▸ MATERIAL SUPPLIED:
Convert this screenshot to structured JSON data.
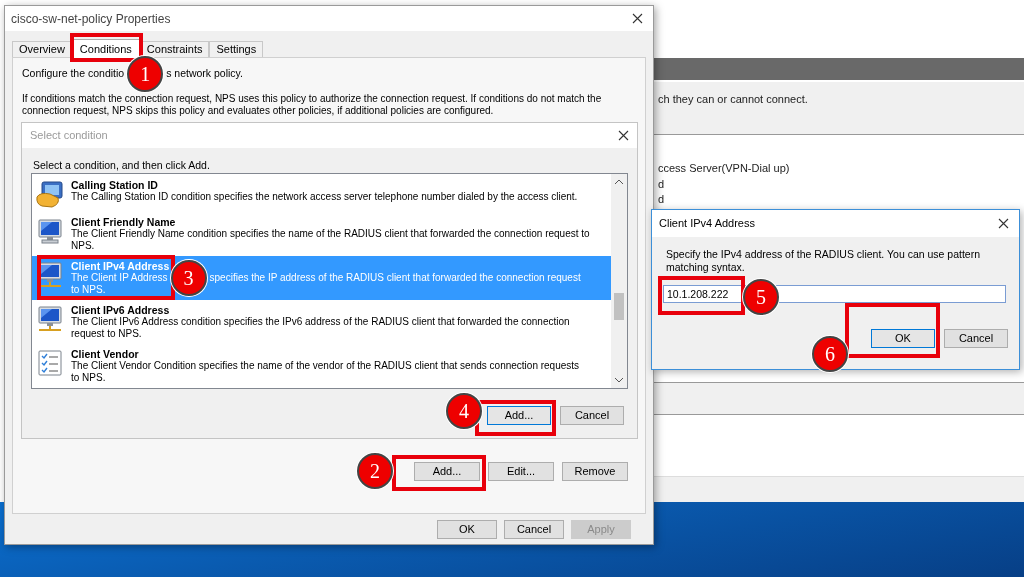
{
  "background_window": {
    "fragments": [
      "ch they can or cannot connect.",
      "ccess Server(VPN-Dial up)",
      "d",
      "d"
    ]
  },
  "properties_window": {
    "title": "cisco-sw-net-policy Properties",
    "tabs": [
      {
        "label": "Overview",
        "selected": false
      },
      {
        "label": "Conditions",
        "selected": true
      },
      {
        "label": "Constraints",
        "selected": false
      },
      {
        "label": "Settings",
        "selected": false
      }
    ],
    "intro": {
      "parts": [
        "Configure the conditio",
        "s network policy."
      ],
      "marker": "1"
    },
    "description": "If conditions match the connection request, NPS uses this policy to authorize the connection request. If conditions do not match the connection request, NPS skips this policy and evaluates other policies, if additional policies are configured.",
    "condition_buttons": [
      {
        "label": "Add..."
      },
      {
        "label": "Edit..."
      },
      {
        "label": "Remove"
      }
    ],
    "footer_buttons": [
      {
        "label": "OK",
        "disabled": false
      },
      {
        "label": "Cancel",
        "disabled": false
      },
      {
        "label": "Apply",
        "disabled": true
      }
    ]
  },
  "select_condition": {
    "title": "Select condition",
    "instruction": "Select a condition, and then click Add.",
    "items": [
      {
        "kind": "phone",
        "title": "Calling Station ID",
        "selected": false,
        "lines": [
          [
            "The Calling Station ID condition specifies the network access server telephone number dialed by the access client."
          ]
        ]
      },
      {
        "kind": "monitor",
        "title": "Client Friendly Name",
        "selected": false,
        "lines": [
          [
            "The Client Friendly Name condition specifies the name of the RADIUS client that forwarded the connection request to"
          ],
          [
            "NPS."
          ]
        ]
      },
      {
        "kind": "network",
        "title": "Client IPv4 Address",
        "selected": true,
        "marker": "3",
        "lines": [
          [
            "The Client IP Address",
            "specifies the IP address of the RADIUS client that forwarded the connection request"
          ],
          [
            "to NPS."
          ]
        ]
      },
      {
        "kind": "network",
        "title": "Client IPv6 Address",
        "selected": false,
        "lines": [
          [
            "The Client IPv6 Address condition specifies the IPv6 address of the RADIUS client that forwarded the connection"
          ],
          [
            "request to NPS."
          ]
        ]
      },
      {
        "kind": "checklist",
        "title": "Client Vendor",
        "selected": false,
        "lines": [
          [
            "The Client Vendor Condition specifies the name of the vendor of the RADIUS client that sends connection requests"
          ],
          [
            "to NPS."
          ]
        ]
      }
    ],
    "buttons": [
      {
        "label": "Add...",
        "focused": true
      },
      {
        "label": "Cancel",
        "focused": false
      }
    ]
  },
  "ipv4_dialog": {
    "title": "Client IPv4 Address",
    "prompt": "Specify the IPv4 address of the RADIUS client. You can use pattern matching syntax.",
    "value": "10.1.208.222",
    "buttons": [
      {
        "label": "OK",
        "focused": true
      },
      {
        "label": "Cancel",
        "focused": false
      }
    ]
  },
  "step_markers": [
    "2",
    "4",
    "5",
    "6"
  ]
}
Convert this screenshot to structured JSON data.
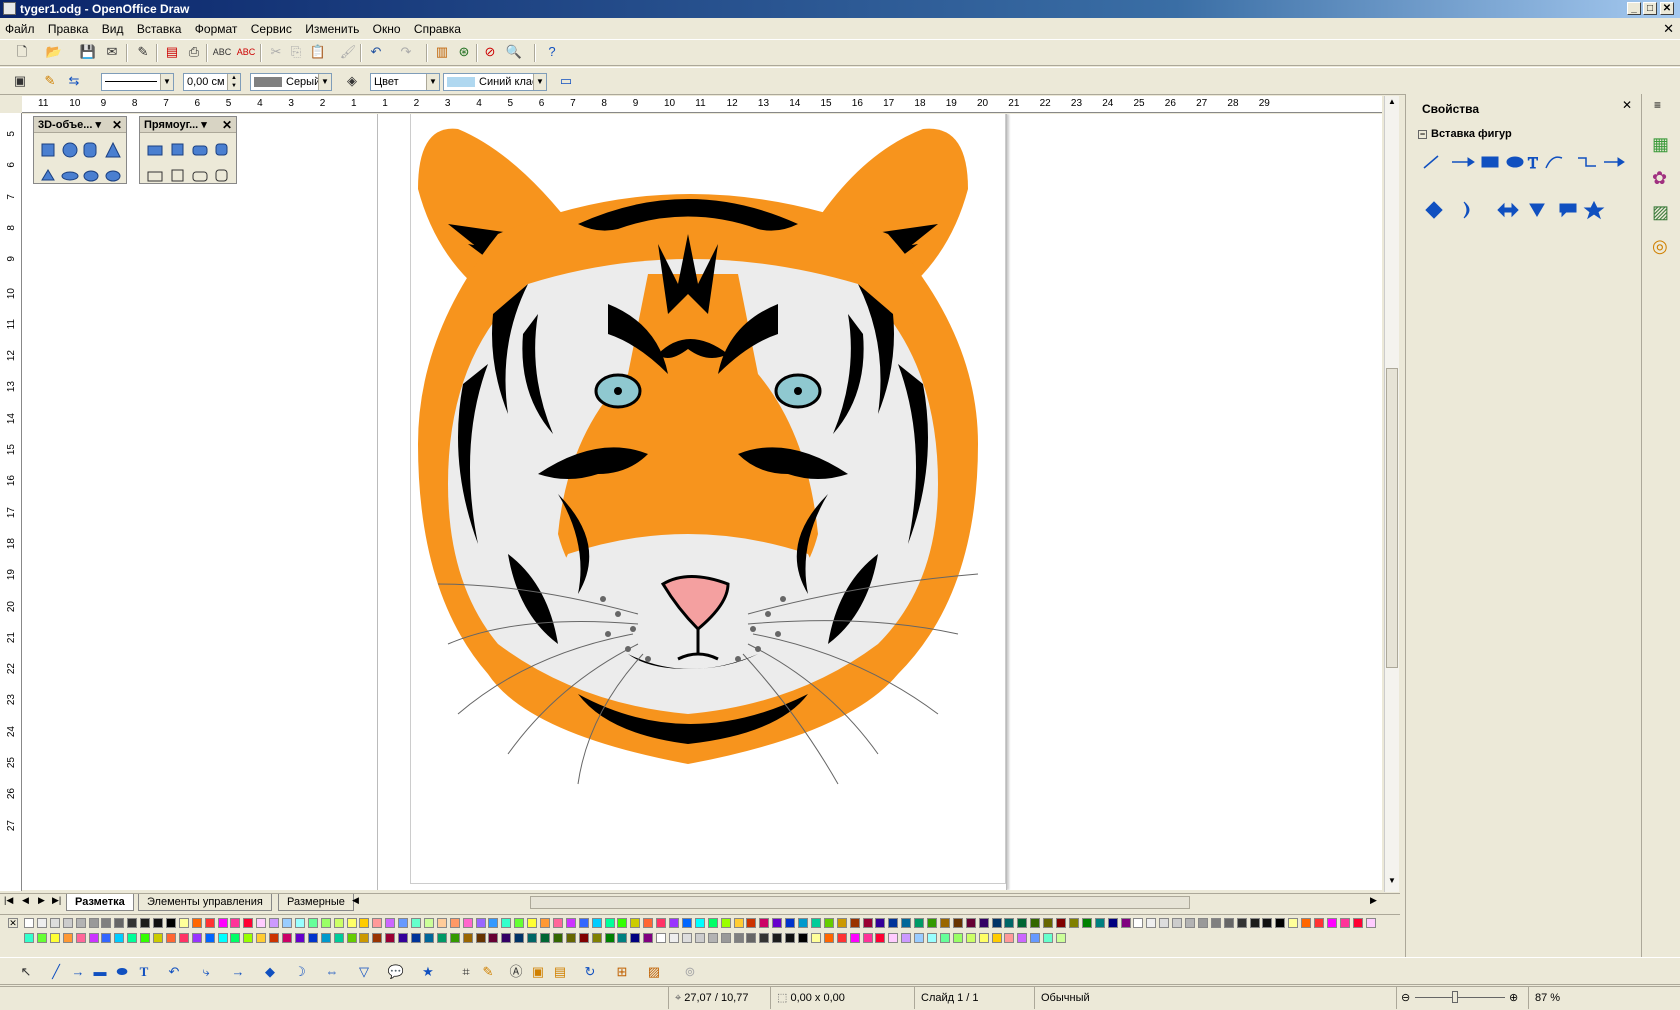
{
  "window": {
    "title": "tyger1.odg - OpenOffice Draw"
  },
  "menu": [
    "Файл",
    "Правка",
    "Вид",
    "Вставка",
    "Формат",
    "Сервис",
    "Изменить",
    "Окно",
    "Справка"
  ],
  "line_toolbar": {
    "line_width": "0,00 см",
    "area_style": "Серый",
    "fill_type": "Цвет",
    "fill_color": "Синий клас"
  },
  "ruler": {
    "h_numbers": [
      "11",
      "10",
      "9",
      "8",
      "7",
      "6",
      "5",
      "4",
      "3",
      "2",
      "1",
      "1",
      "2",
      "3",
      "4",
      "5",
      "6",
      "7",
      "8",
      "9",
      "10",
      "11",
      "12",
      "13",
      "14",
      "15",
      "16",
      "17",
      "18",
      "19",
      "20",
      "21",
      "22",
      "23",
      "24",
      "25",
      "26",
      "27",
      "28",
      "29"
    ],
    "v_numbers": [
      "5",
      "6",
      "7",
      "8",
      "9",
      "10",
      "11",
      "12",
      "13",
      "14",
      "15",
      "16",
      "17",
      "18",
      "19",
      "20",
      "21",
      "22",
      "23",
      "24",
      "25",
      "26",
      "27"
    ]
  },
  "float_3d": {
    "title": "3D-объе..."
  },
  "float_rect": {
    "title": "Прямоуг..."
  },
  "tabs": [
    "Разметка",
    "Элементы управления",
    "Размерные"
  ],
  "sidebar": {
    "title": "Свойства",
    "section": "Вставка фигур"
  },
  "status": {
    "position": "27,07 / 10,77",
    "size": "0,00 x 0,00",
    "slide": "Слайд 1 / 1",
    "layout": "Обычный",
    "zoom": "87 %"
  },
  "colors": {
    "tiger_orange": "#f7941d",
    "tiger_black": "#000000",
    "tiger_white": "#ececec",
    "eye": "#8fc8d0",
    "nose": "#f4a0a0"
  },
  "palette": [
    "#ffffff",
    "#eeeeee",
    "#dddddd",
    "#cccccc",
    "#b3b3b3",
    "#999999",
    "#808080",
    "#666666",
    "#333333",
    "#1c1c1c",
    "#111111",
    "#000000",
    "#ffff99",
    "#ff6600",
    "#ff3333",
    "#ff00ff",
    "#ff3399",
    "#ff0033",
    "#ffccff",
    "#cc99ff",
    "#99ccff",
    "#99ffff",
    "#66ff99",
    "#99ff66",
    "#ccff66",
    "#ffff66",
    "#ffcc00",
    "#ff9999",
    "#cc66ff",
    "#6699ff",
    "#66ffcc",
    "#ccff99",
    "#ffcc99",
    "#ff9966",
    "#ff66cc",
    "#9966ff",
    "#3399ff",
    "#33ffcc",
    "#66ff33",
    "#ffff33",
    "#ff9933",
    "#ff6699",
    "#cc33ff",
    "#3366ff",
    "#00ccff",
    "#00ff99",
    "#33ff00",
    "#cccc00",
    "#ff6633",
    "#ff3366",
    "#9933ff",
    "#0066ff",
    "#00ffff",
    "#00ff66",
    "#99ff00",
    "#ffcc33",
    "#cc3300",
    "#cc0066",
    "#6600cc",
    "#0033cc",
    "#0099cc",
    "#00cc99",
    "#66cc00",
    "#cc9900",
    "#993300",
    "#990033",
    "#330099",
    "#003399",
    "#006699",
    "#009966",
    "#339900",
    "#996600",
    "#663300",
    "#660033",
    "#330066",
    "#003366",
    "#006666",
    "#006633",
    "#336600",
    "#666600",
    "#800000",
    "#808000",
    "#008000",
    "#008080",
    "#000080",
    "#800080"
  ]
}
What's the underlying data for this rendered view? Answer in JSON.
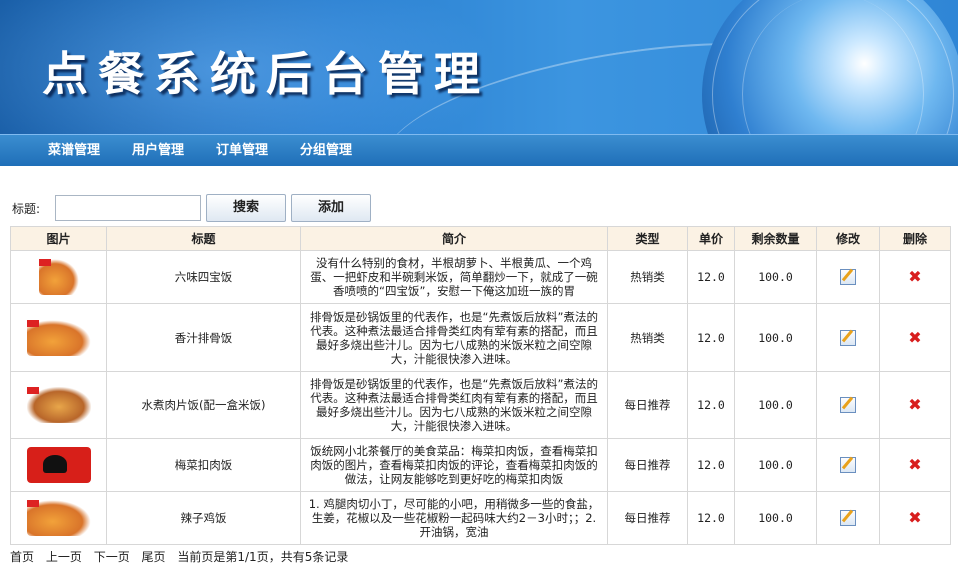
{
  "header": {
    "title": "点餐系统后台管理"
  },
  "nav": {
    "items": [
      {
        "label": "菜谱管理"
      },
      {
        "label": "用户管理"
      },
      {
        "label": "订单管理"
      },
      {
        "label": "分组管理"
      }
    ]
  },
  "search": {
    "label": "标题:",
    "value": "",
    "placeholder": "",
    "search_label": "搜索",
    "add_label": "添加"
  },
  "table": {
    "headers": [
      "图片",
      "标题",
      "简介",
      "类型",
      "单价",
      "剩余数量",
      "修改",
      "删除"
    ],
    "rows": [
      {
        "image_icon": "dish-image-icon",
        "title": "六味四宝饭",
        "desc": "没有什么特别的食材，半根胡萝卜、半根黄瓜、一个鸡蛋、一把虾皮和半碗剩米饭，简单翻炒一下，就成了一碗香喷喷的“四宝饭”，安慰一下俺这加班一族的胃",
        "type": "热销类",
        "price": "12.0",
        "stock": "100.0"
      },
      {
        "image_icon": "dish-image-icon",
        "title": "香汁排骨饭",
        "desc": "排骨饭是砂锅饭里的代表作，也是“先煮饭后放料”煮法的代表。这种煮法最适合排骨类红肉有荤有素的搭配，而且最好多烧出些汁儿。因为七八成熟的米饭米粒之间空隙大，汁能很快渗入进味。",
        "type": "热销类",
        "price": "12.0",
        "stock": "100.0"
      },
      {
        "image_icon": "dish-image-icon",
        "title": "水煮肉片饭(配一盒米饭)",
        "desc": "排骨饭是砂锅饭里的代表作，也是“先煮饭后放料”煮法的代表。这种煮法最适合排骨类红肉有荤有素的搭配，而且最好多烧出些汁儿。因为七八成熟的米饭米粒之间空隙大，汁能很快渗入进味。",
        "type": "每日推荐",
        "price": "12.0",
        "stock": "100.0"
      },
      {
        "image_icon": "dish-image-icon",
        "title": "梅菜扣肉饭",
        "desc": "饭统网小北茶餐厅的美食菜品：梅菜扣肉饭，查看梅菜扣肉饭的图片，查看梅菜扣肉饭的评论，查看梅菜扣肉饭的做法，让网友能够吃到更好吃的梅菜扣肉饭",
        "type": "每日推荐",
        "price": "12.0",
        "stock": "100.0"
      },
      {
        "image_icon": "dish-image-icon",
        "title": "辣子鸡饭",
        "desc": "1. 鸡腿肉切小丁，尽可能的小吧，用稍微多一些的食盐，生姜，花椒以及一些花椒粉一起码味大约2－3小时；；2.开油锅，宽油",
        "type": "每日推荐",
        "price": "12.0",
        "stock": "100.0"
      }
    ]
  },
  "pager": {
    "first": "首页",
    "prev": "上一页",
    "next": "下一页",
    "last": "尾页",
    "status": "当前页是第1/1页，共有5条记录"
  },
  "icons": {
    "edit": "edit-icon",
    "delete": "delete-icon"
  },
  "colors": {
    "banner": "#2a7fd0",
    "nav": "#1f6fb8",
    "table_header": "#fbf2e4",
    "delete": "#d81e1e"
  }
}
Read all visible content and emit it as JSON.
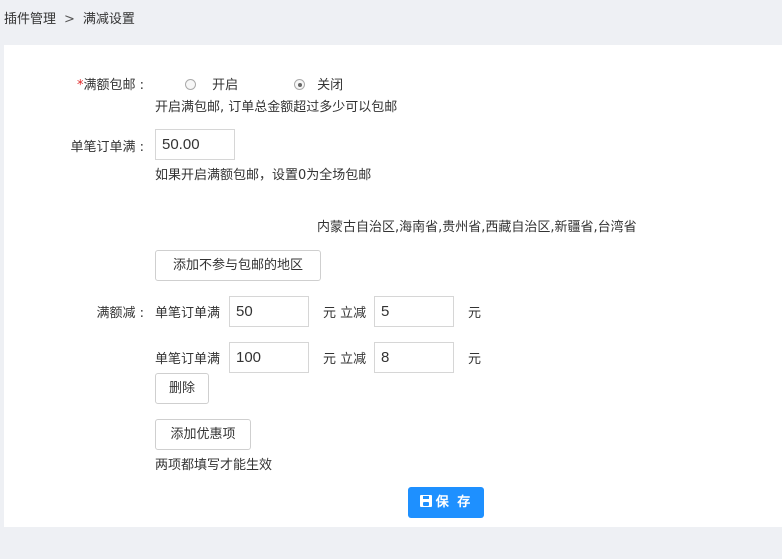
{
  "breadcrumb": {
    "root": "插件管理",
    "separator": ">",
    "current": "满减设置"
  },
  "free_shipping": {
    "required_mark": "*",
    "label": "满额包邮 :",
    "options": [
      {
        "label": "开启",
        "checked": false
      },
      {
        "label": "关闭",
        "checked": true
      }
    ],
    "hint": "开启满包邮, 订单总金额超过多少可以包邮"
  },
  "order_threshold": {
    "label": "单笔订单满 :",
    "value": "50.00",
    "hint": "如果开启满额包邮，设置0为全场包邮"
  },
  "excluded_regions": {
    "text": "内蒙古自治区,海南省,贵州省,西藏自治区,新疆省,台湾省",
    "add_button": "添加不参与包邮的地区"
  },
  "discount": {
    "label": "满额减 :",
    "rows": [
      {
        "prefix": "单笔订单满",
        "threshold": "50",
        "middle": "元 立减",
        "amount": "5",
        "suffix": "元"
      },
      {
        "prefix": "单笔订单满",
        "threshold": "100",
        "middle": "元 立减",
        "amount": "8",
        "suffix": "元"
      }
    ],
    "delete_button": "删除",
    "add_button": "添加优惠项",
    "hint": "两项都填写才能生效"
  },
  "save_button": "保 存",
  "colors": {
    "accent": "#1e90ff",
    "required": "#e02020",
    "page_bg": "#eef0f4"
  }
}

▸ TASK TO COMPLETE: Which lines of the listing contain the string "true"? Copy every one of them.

▸ RESPONSE TO THE EXERCISE:
        "selected": true
        "disabled": true
        "selected": true,
        "focused": true
        "focused": true
        "checked": true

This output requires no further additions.